Economist Dawie Roodt has warned that the anticipated fall in the petrol price later this week is likely to be a temporary relief and that consumers should not count on it lasting much beyond the New Year.
“The current low price is primarily due to a temporary strength in the rand, which is expected to depreciate over the medium to longer term, resulting in a weaker rand. This combined with the fact that the Minister of Finance
is likely to increase the tax on petrol significantly next year, as well as an anticipated rise in the oil price, means that consumers should budget for increased petrol prices next year.”
Petrol is expected to drop another 27 cents a litre although diesel and illuminating paraffin are both set to rise by 13 cents and 22 cents per litre respectively.
Neil Roets, CEO of Debt Rescue, one of South Africa’s largest debt counselling companies says too many consumers pin their hopes on a reduced petrol price to provide them with additional cash at the end of the month.
“Fuel prices have been even more erratic than usual this year, driven by fluctuations in the strength of South African rand against the US dollar and the international price of refined fuels. All the signs point to these gains being reversed in January if the price of Brent Crude starts to trade over $50 dollars a barrel, or the dollar strengthens against the rand.”

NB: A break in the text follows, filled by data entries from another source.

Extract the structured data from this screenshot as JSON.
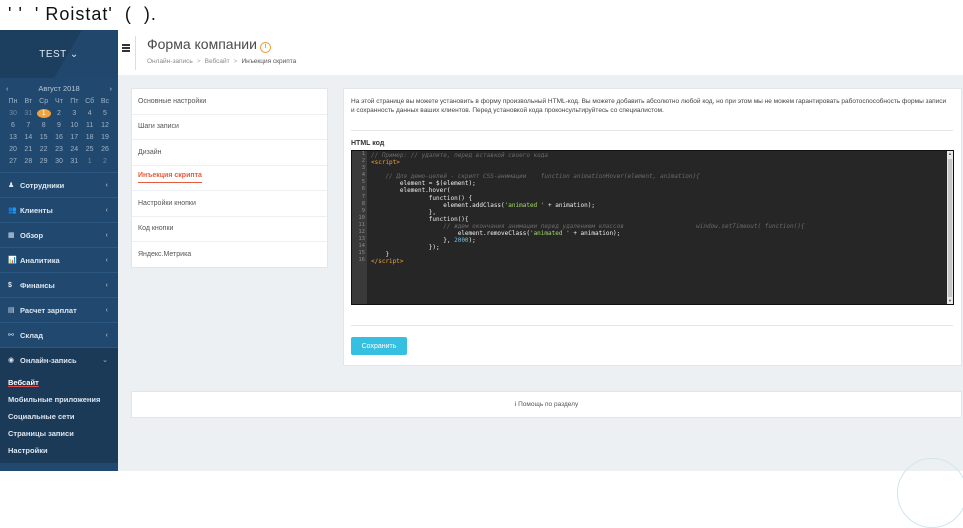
{
  "top_caption": [
    "' '",
    "' Roistat'",
    "(",
    ")."
  ],
  "sidebar": {
    "account": "TEST ⌄",
    "calendar": {
      "month": "Август 2018",
      "prev": "‹",
      "next": "›",
      "weekdays": [
        "Пн",
        "Вт",
        "Ср",
        "Чт",
        "Пт",
        "Сб",
        "Вс"
      ],
      "rows": [
        [
          "30",
          "31",
          "1",
          "2",
          "3",
          "4",
          "5"
        ],
        [
          "6",
          "7",
          "8",
          "9",
          "10",
          "11",
          "12"
        ],
        [
          "13",
          "14",
          "15",
          "16",
          "17",
          "18",
          "19"
        ],
        [
          "20",
          "21",
          "22",
          "23",
          "24",
          "25",
          "26"
        ],
        [
          "27",
          "28",
          "29",
          "30",
          "31",
          "1",
          "2"
        ]
      ]
    },
    "nav": [
      {
        "icon": "♟",
        "label": "Сотрудники"
      },
      {
        "icon": "👥",
        "label": "Клиенты"
      },
      {
        "icon": "▦",
        "label": "Обзор"
      },
      {
        "icon": "📊",
        "label": "Аналитика"
      },
      {
        "icon": "$",
        "label": "Финансы"
      },
      {
        "icon": "▤",
        "label": "Расчет зарплат"
      },
      {
        "icon": "⚯",
        "label": "Склад"
      },
      {
        "icon": "◉",
        "label": "Онлайн-запись"
      }
    ],
    "subnav": [
      "Вебсайт",
      "Мобильные приложения",
      "Социальные сети",
      "Страницы записи",
      "Настройки"
    ]
  },
  "header": {
    "title": "Форма компании",
    "info": "i",
    "breadcrumbs": [
      "Онлайн-запись",
      "Вебсайт",
      "Инъекция скрипта"
    ]
  },
  "settings_menu": [
    "Основные настройки",
    "Шаги записи",
    "Дизайн",
    "Инъекция скрипта",
    "Настройки кнопки",
    "Код кнопки",
    "Яндекс.Метрика"
  ],
  "content": {
    "description": "На этой странице вы можете установить в форму произвольный HTML-код. Вы можете добавить абсолютно любой код, но при этом мы не можем гарантировать работоспособность формы записи и сохранность данных ваших клиентов. Перед установкой кода проконсультируйтесь со специалистом.",
    "code_label": "HTML код",
    "line_numbers": [
      "1",
      "2",
      "3",
      "4",
      "5",
      "6",
      "7",
      "8",
      "9",
      "10",
      "11",
      "12",
      "13",
      "14",
      "15",
      "16"
    ],
    "save_label": "Сохранить"
  },
  "help": {
    "icon": "i",
    "label": "Помощь по разделу"
  }
}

The price of Brent Crude is currently hovering around the $47 per barrel mark.
Roets said that consumers would do well to prepare themselves financially for a difficult 2021 and to bank any savings as a result of the favourable petrol price as it is unlikely to last.
“There is a temptation to see any reduction in the petrol price as the light at the end of the tunnel but it’s an illusion. The gains are temporary and unpredictable and easily reversed. Given the unprecedented levels of

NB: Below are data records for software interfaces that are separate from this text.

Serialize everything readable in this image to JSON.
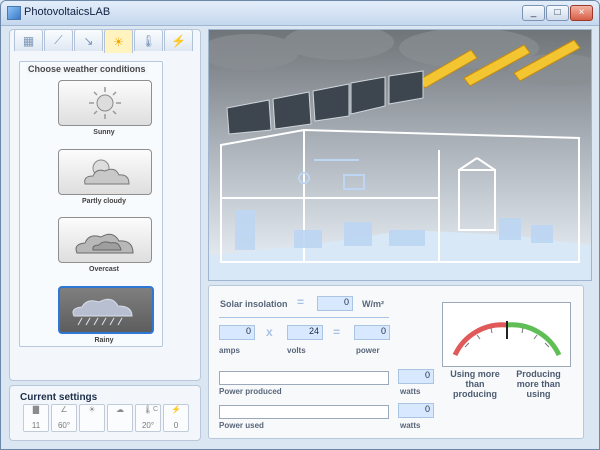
{
  "window": {
    "title": "PhotovoltaicsLAB",
    "controls": [
      "minimize",
      "maximize",
      "close"
    ]
  },
  "tabs": [
    {
      "icon": "layout-grid-icon",
      "active": false
    },
    {
      "icon": "sun-angle-icon",
      "active": false
    },
    {
      "icon": "sun-direction-icon",
      "active": false
    },
    {
      "icon": "sun-icon",
      "active": true
    },
    {
      "icon": "thermometer-icon",
      "active": false
    },
    {
      "icon": "plug-icon",
      "active": false
    }
  ],
  "weather": {
    "heading": "Choose weather conditions",
    "options": [
      {
        "label": "Sunny",
        "icon": "sunny-icon",
        "selected": false
      },
      {
        "label": "Partly cloudy",
        "icon": "partly-cloudy-icon",
        "selected": false
      },
      {
        "label": "Overcast",
        "icon": "overcast-icon",
        "selected": false
      },
      {
        "label": "Rainy",
        "icon": "rainy-icon",
        "selected": true
      }
    ]
  },
  "current": {
    "title": "Current settings",
    "items": [
      {
        "icon": "panel-icon",
        "value": "11"
      },
      {
        "icon": "angle-icon",
        "value": "60°"
      },
      {
        "icon": "sun-icon",
        "value": ""
      },
      {
        "icon": "rainy-icon",
        "value": ""
      },
      {
        "icon": "thermometer-icon",
        "value": "20°",
        "unit": "C"
      },
      {
        "icon": "plug-icon",
        "value": "0"
      }
    ]
  },
  "calc": {
    "insolation_label": "Solar insolation",
    "insolation_value": "0",
    "insolation_unit": "W/m²",
    "amps_value": "0",
    "amps_label": "amps",
    "volts_value": "24",
    "volts_label": "volts",
    "power_value": "0",
    "power_label": "power",
    "op_eq": "=",
    "op_x": "x"
  },
  "output": {
    "produced_label": "Power produced",
    "produced_value": "0",
    "produced_unit": "watts",
    "used_label": "Power used",
    "used_value": "0",
    "used_unit": "watts"
  },
  "meter": {
    "left_caption": "Using more than producing",
    "right_caption": "Producing more than using"
  },
  "colors": {
    "accent": "#2f77d5",
    "meter_red": "#e05a5a",
    "meter_green": "#5fbe55",
    "value_bg": "#d8e9ff"
  }
}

indebtedness facing South African households, every cent should go toward reducing debt where possible.
“It’s critical that consumers continue to be vigilant and make every cent count,” he added.
A recent survey conducted by Debt Rescue showed that 85% of South Africans have been negatively affected by the Covid-19 pandemic, either financially or emotionally.
Even before the COVID pandemic and the resultant lockdown, gross consumer debt hovered around the R2.8 trillion mark for South Africans, while just under half of all credit-active consumers were behind on their debt repayments (2018/19 Stats SA).